- **EXCERPTED RECORDS**:

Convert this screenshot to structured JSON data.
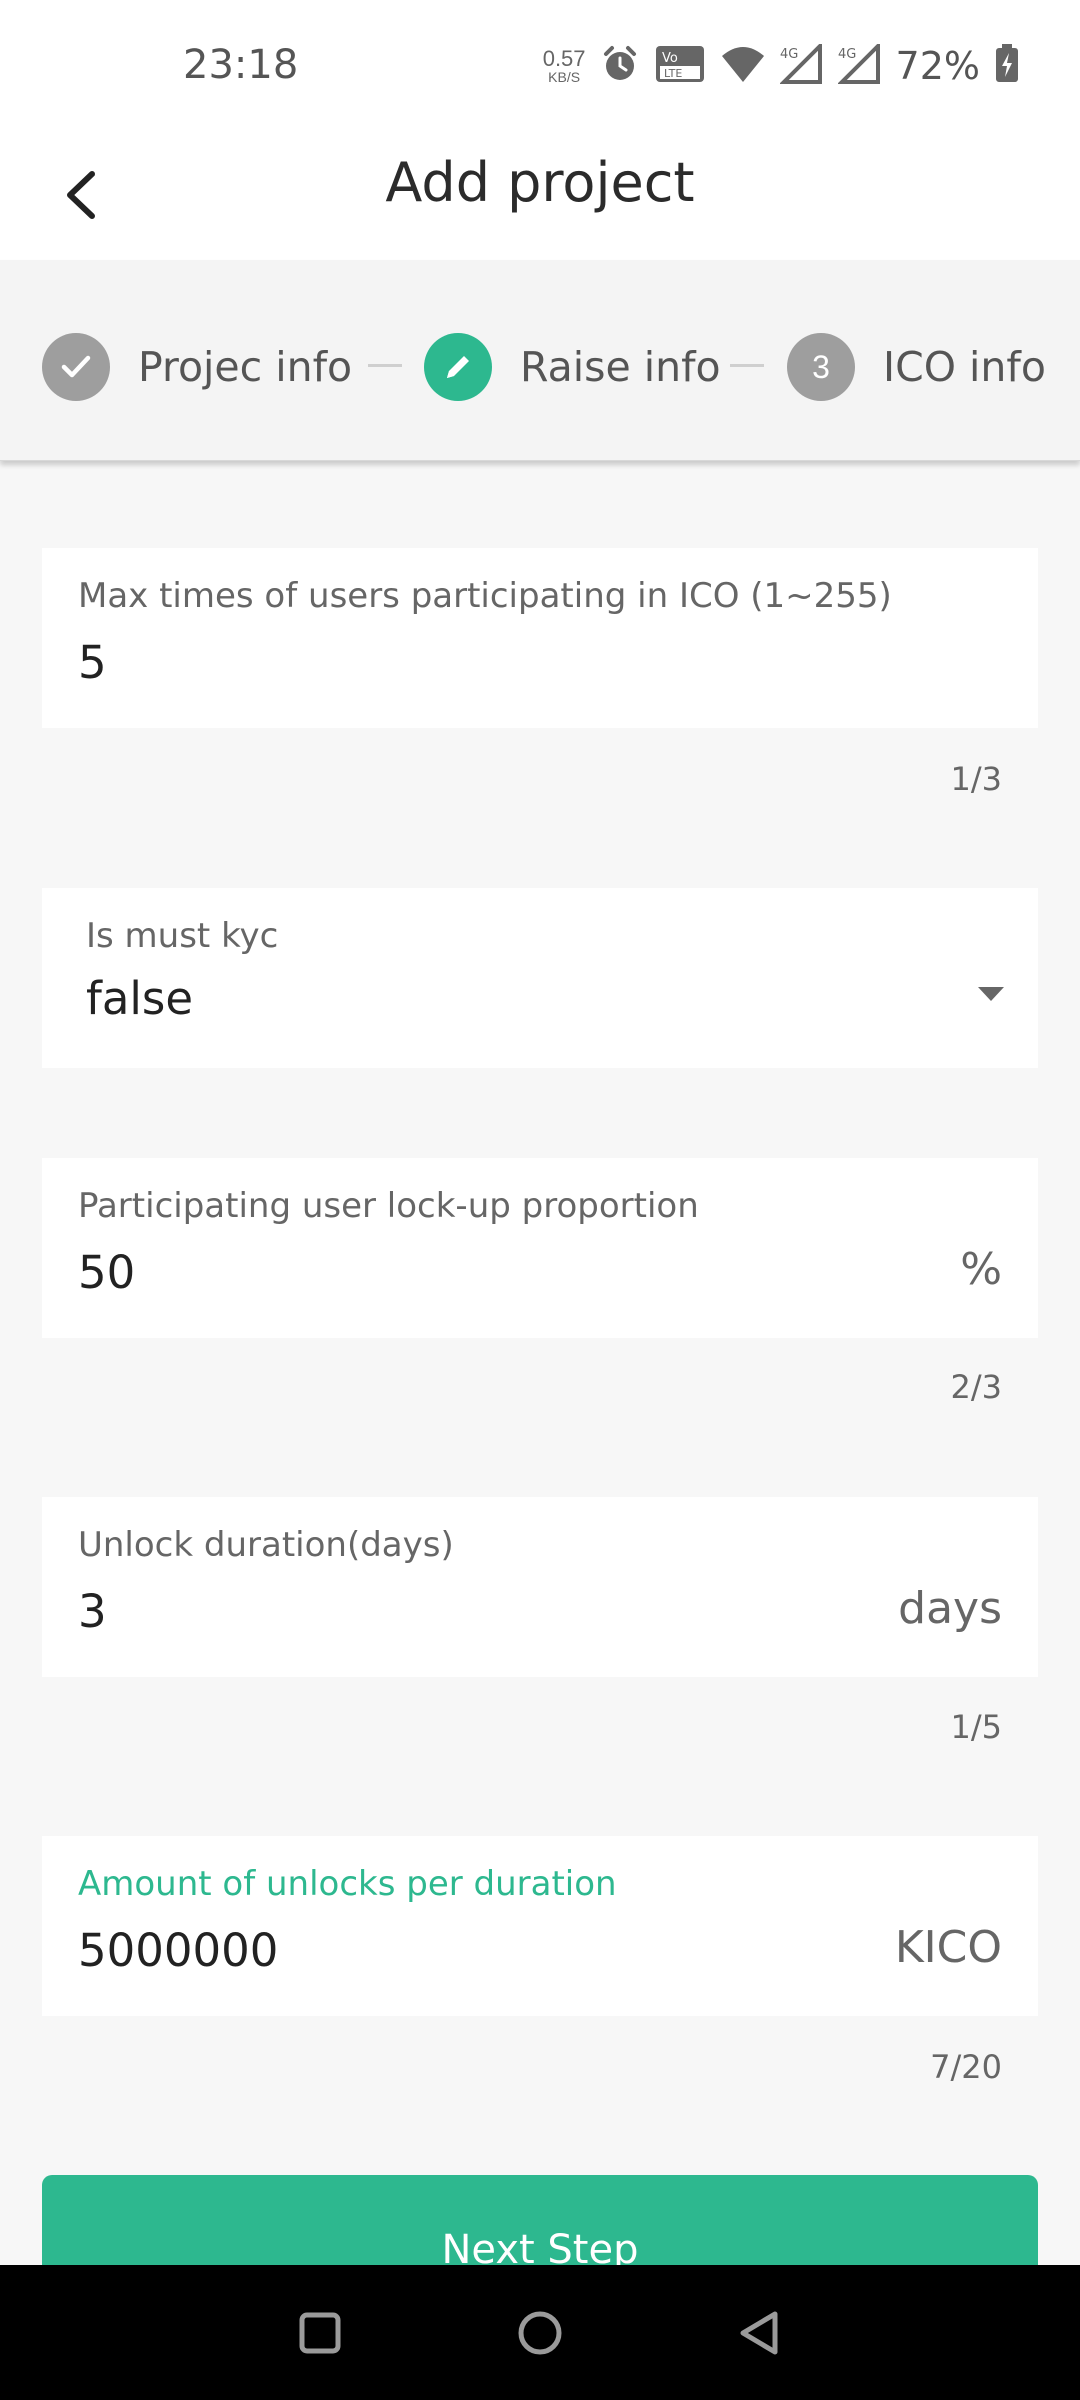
{
  "status_bar": {
    "time": "23:18",
    "net_speed_value": "0.57",
    "net_speed_unit": "KB/S",
    "battery_percent": "72%",
    "icons": [
      "alarm-icon",
      "volte-icon",
      "wifi-icon",
      "signal-4g-icon",
      "signal-4g-icon",
      "battery-charging-icon"
    ]
  },
  "header": {
    "title": "Add project",
    "back_icon": "back-arrow-icon"
  },
  "stepper": {
    "steps": [
      {
        "label": "Projec info",
        "state": "done",
        "icon": "check-icon",
        "color": "#9e9e9e"
      },
      {
        "label": "Raise info",
        "state": "current",
        "icon": "pencil-icon",
        "color": "#2db88f"
      },
      {
        "label": "ICO info",
        "state": "pending",
        "number": "3",
        "color": "#9e9e9e"
      }
    ]
  },
  "form": {
    "max_times": {
      "label": "Max times of users participating in ICO (1~255)",
      "value": "5",
      "counter": "1/3"
    },
    "must_kyc": {
      "label": "Is must kyc",
      "value": "false"
    },
    "lockup_proportion": {
      "label": "Participating user lock-up proportion",
      "value": "50",
      "suffix": "%",
      "counter": "2/3"
    },
    "unlock_duration": {
      "label": "Unlock duration(days)",
      "value": "3",
      "suffix": "days",
      "counter": "1/5"
    },
    "unlock_amount": {
      "label": "Amount of unlocks per duration",
      "value": "5000000",
      "suffix": "KICO",
      "counter": "7/20",
      "focused_color": "#2db88f"
    }
  },
  "next_button": {
    "label": "Next Step",
    "color": "#2db88f"
  },
  "nav_bar": {
    "icons": [
      "recent-apps-icon",
      "home-icon",
      "back-triangle-icon"
    ]
  }
}
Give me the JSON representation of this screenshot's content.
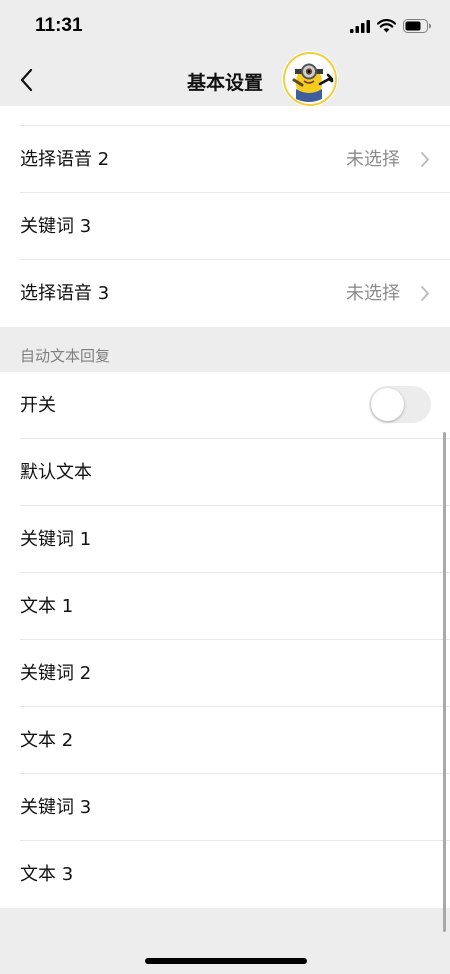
{
  "status_bar": {
    "time": "11:31"
  },
  "nav": {
    "title": "基本设置"
  },
  "voice_section": {
    "rows": [
      {
        "label": "选择语音 2",
        "value": "未选择"
      },
      {
        "label": "关键词 3"
      },
      {
        "label": "选择语音 3",
        "value": "未选择"
      }
    ]
  },
  "text_reply_section": {
    "header": "自动文本回复",
    "switch": {
      "label": "开关",
      "on": false
    },
    "rows": [
      {
        "label": "默认文本"
      },
      {
        "label": "关键词 1"
      },
      {
        "label": "文本 1"
      },
      {
        "label": "关键词 2"
      },
      {
        "label": "文本 2"
      },
      {
        "label": "关键词 3"
      },
      {
        "label": "文本 3"
      }
    ]
  },
  "colors": {
    "background": "#ededed",
    "card": "#ffffff",
    "secondary_text": "#8c8c8c"
  },
  "icons": {
    "back": "chevron-left-icon",
    "row_arrow": "chevron-right-icon"
  }
}
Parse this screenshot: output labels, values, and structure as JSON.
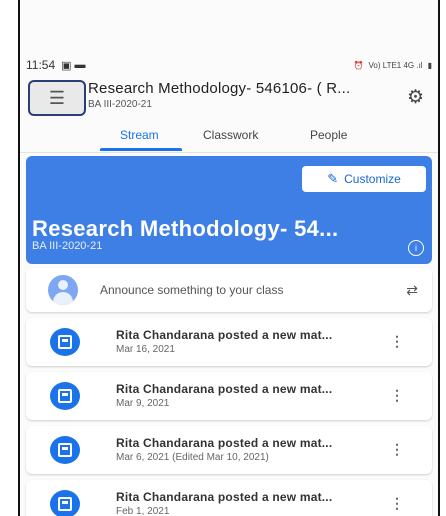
{
  "status_bar": {
    "time": "11:54",
    "right_icons": "Vo) LTE1 4G .ıl"
  },
  "header": {
    "title": "Research Methodology- 546106- ( R...",
    "subtitle": "BA III-2020-21",
    "menu_icon": "menu-icon",
    "settings_icon": "gear-icon"
  },
  "tabs": [
    {
      "label": "Stream"
    },
    {
      "label": "Classwork"
    },
    {
      "label": "People"
    }
  ],
  "banner": {
    "customize_label": "Customize",
    "title": "Research Methodology- 54...",
    "subtitle": "BA III-2020-21",
    "color": "#3e7fe5"
  },
  "announce": {
    "placeholder": "Announce something to your class"
  },
  "posts": [
    {
      "title": "Rita Chandarana posted a new mat...",
      "date": "Mar 16, 2021"
    },
    {
      "title": "Rita Chandarana posted a new mat...",
      "date": "Mar 9, 2021"
    },
    {
      "title": "Rita Chandarana posted a new mat...",
      "date": "Mar 6, 2021 (Edited Mar 10, 2021)"
    },
    {
      "title": "Rita Chandarana posted a new mat...",
      "date": "Feb 1, 2021"
    }
  ],
  "accent": "#1a73e8"
}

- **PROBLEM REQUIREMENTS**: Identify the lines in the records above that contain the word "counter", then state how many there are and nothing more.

- **SOLUTION FOR THIS PROBLEM**: 4